(Dataset rows describing interfaces)
>>>

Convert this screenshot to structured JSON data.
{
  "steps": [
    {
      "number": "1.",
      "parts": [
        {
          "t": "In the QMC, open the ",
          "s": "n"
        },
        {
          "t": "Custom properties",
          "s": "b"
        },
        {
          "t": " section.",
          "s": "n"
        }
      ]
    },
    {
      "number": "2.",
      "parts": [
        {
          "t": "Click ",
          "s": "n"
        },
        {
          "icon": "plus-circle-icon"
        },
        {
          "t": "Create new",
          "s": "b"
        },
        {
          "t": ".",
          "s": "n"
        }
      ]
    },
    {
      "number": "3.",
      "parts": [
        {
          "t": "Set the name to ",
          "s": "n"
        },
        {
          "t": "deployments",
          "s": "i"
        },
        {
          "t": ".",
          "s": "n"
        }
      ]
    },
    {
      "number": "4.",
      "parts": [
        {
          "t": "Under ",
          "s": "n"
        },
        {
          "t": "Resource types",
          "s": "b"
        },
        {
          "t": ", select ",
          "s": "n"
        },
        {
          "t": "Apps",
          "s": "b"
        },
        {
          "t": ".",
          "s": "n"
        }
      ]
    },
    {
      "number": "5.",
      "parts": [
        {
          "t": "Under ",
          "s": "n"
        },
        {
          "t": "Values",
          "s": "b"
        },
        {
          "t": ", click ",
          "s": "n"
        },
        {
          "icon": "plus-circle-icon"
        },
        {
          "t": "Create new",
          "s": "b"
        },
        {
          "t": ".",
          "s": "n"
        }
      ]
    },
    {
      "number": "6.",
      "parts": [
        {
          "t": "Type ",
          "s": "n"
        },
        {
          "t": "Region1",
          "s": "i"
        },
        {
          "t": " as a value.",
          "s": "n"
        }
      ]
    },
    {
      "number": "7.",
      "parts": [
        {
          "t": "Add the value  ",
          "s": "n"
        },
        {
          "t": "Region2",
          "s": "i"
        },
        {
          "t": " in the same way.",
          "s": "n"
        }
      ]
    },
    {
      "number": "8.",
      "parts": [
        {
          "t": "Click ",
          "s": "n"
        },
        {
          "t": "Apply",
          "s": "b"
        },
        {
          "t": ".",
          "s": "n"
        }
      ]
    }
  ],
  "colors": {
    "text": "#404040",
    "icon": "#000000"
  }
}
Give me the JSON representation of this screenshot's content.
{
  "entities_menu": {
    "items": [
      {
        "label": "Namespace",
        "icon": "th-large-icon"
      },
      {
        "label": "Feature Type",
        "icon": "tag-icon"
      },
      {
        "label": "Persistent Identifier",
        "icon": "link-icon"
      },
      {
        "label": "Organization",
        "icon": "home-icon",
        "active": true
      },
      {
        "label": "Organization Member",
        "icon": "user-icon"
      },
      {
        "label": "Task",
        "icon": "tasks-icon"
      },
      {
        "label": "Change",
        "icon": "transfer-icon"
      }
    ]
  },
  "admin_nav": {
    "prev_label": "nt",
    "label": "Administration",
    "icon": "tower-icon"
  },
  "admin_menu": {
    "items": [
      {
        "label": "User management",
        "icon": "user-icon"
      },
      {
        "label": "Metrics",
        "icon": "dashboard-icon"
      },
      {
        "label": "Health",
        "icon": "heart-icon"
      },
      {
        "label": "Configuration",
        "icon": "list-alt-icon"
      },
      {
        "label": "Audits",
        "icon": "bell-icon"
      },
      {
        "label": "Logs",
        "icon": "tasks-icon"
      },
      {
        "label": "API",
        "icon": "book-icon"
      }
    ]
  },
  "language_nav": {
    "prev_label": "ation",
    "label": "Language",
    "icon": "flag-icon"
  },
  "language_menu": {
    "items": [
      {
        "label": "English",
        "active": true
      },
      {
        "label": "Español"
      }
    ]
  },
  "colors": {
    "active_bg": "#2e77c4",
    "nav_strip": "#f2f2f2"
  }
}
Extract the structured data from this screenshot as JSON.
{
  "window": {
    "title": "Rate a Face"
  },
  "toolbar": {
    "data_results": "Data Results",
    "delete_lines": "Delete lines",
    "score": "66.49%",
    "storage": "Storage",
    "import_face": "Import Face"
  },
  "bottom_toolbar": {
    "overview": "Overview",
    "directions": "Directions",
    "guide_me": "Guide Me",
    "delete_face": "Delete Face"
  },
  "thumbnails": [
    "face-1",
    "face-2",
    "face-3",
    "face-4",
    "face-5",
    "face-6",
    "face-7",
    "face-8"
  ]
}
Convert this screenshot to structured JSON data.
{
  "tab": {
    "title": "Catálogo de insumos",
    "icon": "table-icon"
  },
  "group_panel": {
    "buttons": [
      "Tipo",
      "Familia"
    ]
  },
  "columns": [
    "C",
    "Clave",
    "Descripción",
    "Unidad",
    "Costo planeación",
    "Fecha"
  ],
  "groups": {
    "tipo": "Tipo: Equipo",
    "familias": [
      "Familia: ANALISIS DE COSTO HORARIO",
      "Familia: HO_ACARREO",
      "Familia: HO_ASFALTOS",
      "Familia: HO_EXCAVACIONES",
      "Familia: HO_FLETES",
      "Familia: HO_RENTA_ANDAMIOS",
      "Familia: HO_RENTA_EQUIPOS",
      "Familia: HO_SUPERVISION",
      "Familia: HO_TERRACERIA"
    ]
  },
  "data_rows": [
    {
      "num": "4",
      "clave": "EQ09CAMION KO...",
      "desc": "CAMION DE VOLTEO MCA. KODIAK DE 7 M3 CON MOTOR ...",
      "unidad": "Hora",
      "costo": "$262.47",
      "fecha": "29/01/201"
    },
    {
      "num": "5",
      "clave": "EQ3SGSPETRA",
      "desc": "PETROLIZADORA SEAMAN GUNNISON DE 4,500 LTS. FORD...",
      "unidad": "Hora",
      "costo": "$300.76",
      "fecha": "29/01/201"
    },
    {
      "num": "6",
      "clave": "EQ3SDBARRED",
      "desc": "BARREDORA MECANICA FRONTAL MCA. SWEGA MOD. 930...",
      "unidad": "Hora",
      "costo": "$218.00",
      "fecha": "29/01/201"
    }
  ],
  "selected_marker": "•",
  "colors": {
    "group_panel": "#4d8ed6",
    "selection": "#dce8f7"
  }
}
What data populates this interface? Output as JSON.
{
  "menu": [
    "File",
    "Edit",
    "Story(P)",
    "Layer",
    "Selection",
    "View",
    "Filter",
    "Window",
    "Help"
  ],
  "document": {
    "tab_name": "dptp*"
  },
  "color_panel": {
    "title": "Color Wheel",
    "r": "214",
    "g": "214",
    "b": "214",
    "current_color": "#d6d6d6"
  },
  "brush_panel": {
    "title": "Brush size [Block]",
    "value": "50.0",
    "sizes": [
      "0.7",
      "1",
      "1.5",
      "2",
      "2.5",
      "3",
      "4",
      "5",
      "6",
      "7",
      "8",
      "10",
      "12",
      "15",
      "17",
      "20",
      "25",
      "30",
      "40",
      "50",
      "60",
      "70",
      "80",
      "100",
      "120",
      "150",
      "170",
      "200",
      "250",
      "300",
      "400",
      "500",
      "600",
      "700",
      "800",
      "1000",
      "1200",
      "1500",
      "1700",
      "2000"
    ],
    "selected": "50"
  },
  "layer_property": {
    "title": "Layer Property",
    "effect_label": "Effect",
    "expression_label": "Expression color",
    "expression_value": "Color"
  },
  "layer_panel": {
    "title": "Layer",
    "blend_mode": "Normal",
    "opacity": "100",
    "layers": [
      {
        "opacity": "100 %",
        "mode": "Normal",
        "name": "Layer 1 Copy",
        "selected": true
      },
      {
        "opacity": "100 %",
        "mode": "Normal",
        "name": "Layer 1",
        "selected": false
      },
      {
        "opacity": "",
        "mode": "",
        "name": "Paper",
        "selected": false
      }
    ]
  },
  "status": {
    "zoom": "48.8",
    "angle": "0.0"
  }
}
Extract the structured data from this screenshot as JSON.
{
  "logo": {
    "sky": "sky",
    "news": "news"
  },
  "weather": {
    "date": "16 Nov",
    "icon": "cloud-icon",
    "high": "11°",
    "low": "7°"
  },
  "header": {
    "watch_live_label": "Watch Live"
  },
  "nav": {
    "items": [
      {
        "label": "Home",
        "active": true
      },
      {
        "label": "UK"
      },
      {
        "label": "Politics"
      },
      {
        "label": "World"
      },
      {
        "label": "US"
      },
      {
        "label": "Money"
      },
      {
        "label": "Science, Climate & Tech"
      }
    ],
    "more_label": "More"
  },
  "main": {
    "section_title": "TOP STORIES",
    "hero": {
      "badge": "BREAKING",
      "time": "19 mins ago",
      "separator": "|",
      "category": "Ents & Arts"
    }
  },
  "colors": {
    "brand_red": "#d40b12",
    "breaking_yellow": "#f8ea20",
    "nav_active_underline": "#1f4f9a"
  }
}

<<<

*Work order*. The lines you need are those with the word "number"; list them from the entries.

*Answer space*.
      "number": "1.",
      "number": "2.",
      "number": "3.",
      "number": "4.",
      "number": "5.",
      "number": "6.",
      "number": "7.",
      "number": "8.",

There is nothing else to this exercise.